* Work instruction *
Repeat each line of the records below exactly.

App and web page records
※ ※ ※

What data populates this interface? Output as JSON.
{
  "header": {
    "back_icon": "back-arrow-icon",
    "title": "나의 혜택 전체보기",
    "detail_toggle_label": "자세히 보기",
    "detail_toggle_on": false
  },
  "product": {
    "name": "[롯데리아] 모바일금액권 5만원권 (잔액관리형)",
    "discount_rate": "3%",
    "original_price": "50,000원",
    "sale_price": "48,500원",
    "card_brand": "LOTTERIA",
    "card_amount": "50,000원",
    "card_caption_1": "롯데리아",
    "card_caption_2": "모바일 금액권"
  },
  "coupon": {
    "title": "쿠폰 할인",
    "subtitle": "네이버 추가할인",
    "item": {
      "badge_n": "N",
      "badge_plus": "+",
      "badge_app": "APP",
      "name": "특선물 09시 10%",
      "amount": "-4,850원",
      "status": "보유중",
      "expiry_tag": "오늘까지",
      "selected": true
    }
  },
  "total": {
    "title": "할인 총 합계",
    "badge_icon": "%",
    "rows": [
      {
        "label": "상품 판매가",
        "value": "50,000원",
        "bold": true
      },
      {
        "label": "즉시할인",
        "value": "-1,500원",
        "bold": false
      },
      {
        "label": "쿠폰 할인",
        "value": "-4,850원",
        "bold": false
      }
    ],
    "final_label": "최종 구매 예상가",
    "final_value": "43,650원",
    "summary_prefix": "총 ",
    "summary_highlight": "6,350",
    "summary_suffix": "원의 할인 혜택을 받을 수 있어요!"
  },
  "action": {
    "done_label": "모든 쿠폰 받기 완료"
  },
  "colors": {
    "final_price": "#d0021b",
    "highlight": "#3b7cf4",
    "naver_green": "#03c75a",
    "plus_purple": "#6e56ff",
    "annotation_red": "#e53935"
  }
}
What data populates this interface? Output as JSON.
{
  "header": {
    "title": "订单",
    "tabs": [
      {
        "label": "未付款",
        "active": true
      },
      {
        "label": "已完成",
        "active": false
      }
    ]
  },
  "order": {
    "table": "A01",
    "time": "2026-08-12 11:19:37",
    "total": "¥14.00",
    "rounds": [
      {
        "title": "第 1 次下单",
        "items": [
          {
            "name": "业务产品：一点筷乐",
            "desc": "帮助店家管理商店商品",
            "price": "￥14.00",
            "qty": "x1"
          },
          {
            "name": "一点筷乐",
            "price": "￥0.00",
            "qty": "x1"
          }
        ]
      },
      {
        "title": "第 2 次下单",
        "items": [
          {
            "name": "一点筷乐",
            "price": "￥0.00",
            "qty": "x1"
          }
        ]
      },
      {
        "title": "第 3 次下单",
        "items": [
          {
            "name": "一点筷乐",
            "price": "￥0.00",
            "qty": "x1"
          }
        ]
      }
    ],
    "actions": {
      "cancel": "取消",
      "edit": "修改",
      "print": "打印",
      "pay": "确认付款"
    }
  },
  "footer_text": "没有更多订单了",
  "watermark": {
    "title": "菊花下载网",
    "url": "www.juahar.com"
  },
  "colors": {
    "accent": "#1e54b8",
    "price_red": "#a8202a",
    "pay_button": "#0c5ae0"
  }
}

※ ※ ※

* Result of the exercise *
What data populates this interface? Output as JSON.
{
  "header": {
    "back_icon": "back-arrow-icon",
    "title": "나의 혜택 전체보기",
    "detail_toggle_label": "자세히 보기",
    "detail_toggle_on": false
  },
  "product": {
    "name": "[롯데리아] 모바일금액권 5만원권 (잔액관리형)",
    "discount_rate": "3%",
    "original_price": "50,000원",
    "sale_price": "48,500원",
    "card_brand": "LOTTERIA",
    "card_amount": "50,000원",
    "card_caption_1": "롯데리아",
    "card_caption_2": "모바일 금액권"
  },
  "coupon": {
    "title": "쿠폰 할인",
    "subtitle": "네이버 추가할인",
    "item": {
      "badge_n": "N",
      "badge_plus": "+",
      "badge_app": "APP",
      "name": "특선물 09시 10%",
      "amount": "-4,850원",
      "status": "보유중",
      "expiry_tag": "오늘까지",
      "selected": true
    }
  },
  "total": {
    "title": "할인 총 합계",
    "badge_icon": "%",
    "rows": [
      {
        "label": "상품 판매가",
        "value": "50,000원",
        "bold": true
      },
      {
        "label": "즉시할인",
        "value": "-1,500원",
        "bold": false
      },
      {
        "label": "쿠폰 할인",
        "value": "-4,850원",
        "bold": false
      }
    ],
    "final_label": "최종 구매 예상가",
    "final_value": "43,650원",
    "summary_prefix": "총 ",
    "summary_highlight": "6,350",
    "summary_suffix": "원의 할인 혜택을 받을 수 있어요!"
  },
  "action": {
    "done_label": "모든 쿠폰 받기 완료"
  },
  "colors": {
    "final_price": "#d0021b",
    "highlight": "#3b7cf4",
    "naver_green": "#03c75a",
    "plus_purple": "#6e56ff",
    "annotation_red": "#e53935"
  }
}
What data populates this interface? Output as JSON.
{
  "header": {
    "title": "订单",
    "tabs": [
      {
        "label": "未付款",
        "active": true
      },
      {
        "label": "已完成",
        "active": false
      }
    ]
  },
  "order": {
    "table": "A01",
    "time": "2026-08-12 11:19:37",
    "total": "¥14.00",
    "rounds": [
      {
        "title": "第 1 次下单",
        "items": [
          {
            "name": "业务产品：一点筷乐",
            "desc": "帮助店家管理商店商品",
            "price": "￥14.00",
            "qty": "x1"
          },
          {
            "name": "一点筷乐",
            "price": "￥0.00",
            "qty": "x1"
          }
        ]
      },
      {
        "title": "第 2 次下单",
        "items": [
          {
            "name": "一点筷乐",
            "price": "￥0.00",
            "qty": "x1"
          }
        ]
      },
      {
        "title": "第 3 次下单",
        "items": [
          {
            "name": "一点筷乐",
            "price": "￥0.00",
            "qty": "x1"
          }
        ]
      }
    ],
    "actions": {
      "cancel": "取消",
      "edit": "修改",
      "print": "打印",
      "pay": "确认付款"
    }
  },
  "footer_text": "没有更多订单了",
  "watermark": {
    "title": "菊花下载网",
    "url": "www.juahar.com"
  },
  "colors": {
    "accent": "#1e54b8",
    "price_red": "#a8202a",
    "pay_button": "#0c5ae0"
  }
}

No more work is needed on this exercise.